“When I came here, it was after World War II and there was a great upsweep in medical care,” Knowlan said. “It happened that they got a couple of guys who were interested in teaching and as we came in as residents and interns, they encouraged us to be involved with teaching and the students.”

In addition to serving as a founding member of the MAGIS Society of Master Teachers, Knowlan was the inaugural inductee into the Golden Orchard, which recognizes faculty members who have received three or more Golden Apple Awards from Georgetown students.

“I just love to teach,” he said. “The only one who learns is the teacher. If you want to learn something, teach it. And that‘s what I do and that‘s what I did. I loved medicine and I liked it more and more. And I was able to be involved in teaching.”

Reconnecting with Old Friends, Former Students

Because of his long tenure at Georgetown, Knowlan has seen the children and grandchildren of alumni participate in the White Coat Ceremony as incoming students, often coated by their parents or grandparents. Having the opportunity to reconnect with former students and old friends is one of his favorite parts of the ceremony.

“You run into people, that’s the fun of it,” he said. “Many people you teach, from every class, there’s probably 10 or 15 mothers, fathers, grandfathers, uncles. They come up to me and say, ‘Remember me?’ And often I do.”

In 2013, Knowlan was onstage for the White Coat Ceremony when he was approached by the grandfather of an incoming student and an old friend, William C. Roberts, MD, executive director of the Baylor Heart and Vascular Institute and editor-in-chief of the Baylor University Medical Center Proceedings. With Knowlan’s permission, Roberts included his lecture talk in the publication.

Focus on the Patient

In his poignant remarks at the White Coat Ceremony, Knowlan usually mentions the joys of pursuing a career in medicine without shying away from its demands. He quickly summarizes how the field of medicine has changed from his own medical school graduation in 1954 to the present day.

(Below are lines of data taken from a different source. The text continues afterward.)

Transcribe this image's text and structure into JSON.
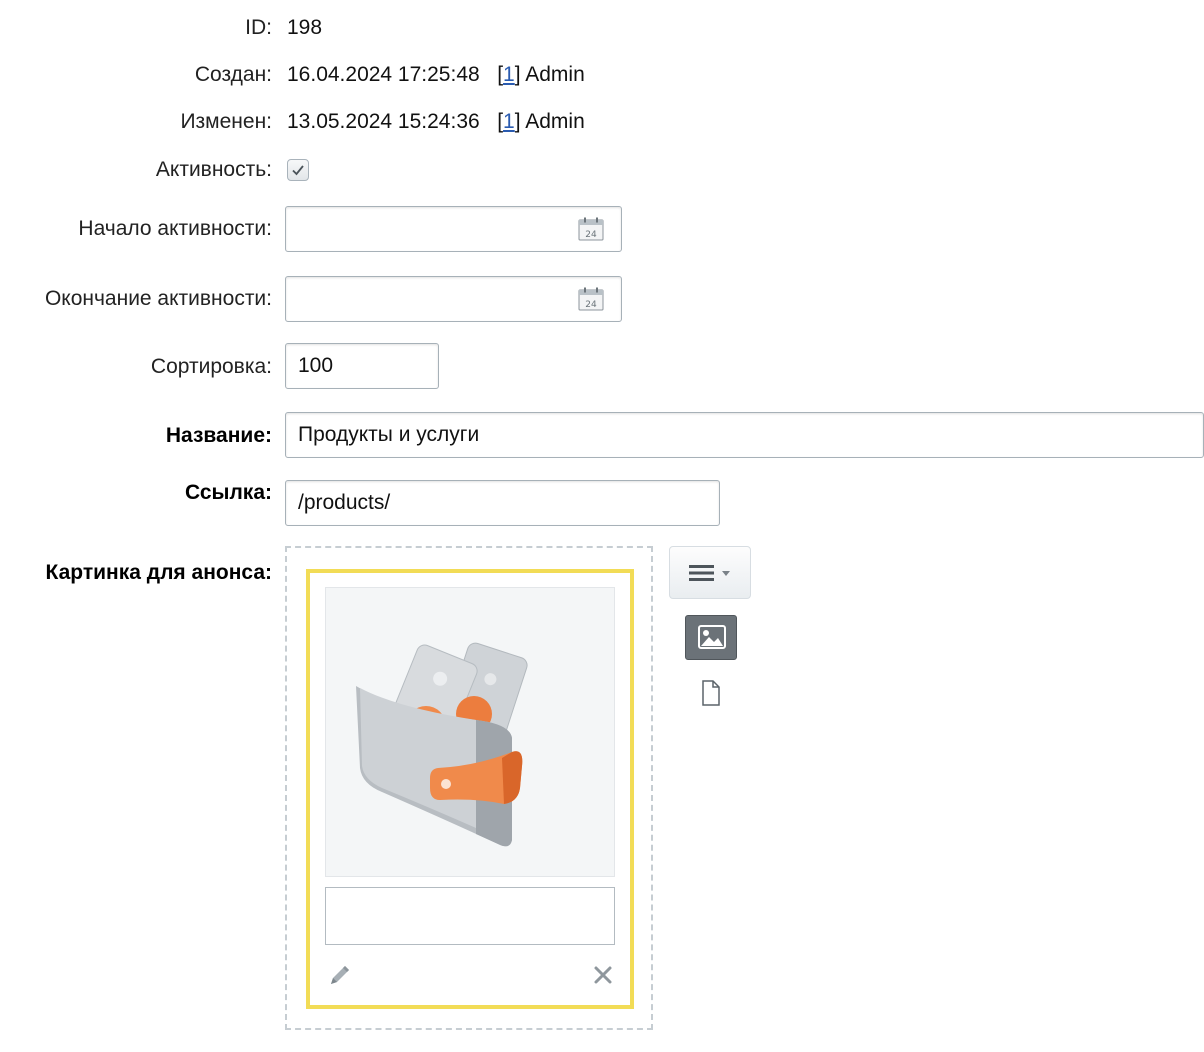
{
  "form": {
    "id": {
      "label": "ID:",
      "value": "198"
    },
    "created": {
      "label": "Создан:",
      "datetime": "16.04.2024 17:25:48",
      "user_id": "1",
      "user_name": "Admin"
    },
    "modified": {
      "label": "Изменен:",
      "datetime": "13.05.2024 15:24:36",
      "user_id": "1",
      "user_name": "Admin"
    },
    "active": {
      "label": "Активность:",
      "checked": true
    },
    "active_from": {
      "label": "Начало активности:",
      "value": ""
    },
    "active_to": {
      "label": "Окончание активности:",
      "value": ""
    },
    "sort": {
      "label": "Сортировка:",
      "value": "100"
    },
    "name": {
      "label": "Название:",
      "value": "Продукты и услуги"
    },
    "link": {
      "label": "Ссылка:",
      "value": "/products/"
    },
    "preview_picture": {
      "label": "Картинка для анонса:",
      "description": ""
    }
  },
  "icons": {
    "calendar": "calendar-icon",
    "menu": "menu-icon",
    "image": "image-icon",
    "file": "file-icon",
    "edit": "pencil-icon",
    "delete": "close-icon",
    "preview": "wallet-image"
  },
  "colors": {
    "card_border": "#f2dc56",
    "link": "#2a5bb0",
    "wallet_accent": "#f08a4b"
  }
}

Above all, Knowlan challenges students to dedicate themselves to their patients, especially as medicine becomes increasingly specialized. “It is so important to be focused on the patient, more than ever rather than less than ever,” he said. “That’s the focus of my talk this year. To find the specific treatment for the specific patient so that they get the right thing, the doctor has to be very focused on the patient.”

“I think that’s the key to the whole thing, to remember what you’re doing,” Knowlan said. “You’re there to help the patient and improve his situation.”

Kat Zambon
GUMC Communications